Google discovers Russian ads on its platforms during 2016 US election: Report
San Francisco: After Facebook and Twitter admitting the presence of Russian operatives on their platforms to influence the 2016 US presidential election, Google has reportedly discovered that millions were spent on ads by Russian agents who aimed to spread disinformation across Google’s platforms, including YouTube.
According to a report in The Washington Post on Monday, “the ads by Russian agents aimed to spread disinformation across Google’s many products, which include YouTube, as well as advertising associated with Google search, Gmail, and the company’s DoubleClick ad network”.
Google was yet to comment on this, the report added.
The advertisements, said the report, do not appear to be from the same troll groups that bought ads on Facebook and could be part of a much broader effort to meddle with the US election.
Facebook and Twitter will appear before the US Congress to testify to Russian interference during the 2016 US election while Google was yet to confirm its appearance.
The three companies have been asked to testify before the Senate Intelligence Committee hearing on November 1.
An estimated 10 million people in the US saw the Russian ads that were present on Facebook during the 2016 presidential election, the social media giant has revealed, while handing over nearly 3,000 Russian political ads worth $100,000 to the US Congress.
Twitter has also announced that it deleted over 200 fake Russian accounts and identified Russia Today of buying ads targeted at American users’ accounts.

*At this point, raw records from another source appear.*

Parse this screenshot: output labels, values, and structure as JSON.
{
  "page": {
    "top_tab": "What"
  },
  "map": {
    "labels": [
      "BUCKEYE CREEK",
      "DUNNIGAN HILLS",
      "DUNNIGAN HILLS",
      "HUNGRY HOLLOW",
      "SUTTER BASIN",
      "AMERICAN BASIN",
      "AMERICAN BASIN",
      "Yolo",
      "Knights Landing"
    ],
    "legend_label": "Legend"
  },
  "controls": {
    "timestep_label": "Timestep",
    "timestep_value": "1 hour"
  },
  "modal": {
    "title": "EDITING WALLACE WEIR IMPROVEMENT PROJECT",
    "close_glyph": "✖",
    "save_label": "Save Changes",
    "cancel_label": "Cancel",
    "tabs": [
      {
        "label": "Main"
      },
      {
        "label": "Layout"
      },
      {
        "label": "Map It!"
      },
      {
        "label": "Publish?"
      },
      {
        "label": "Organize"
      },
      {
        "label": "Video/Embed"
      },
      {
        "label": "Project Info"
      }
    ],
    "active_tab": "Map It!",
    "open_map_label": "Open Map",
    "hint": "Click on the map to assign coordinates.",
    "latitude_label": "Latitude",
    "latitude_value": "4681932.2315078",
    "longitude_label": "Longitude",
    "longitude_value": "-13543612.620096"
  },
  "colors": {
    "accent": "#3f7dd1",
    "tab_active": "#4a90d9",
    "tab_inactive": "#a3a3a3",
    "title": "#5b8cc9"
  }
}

“Google is conducting a broad internal investigation to determine whether Russian-linked entities used its ads or services to try to manipulate voters ahead of the US election,” media reports said.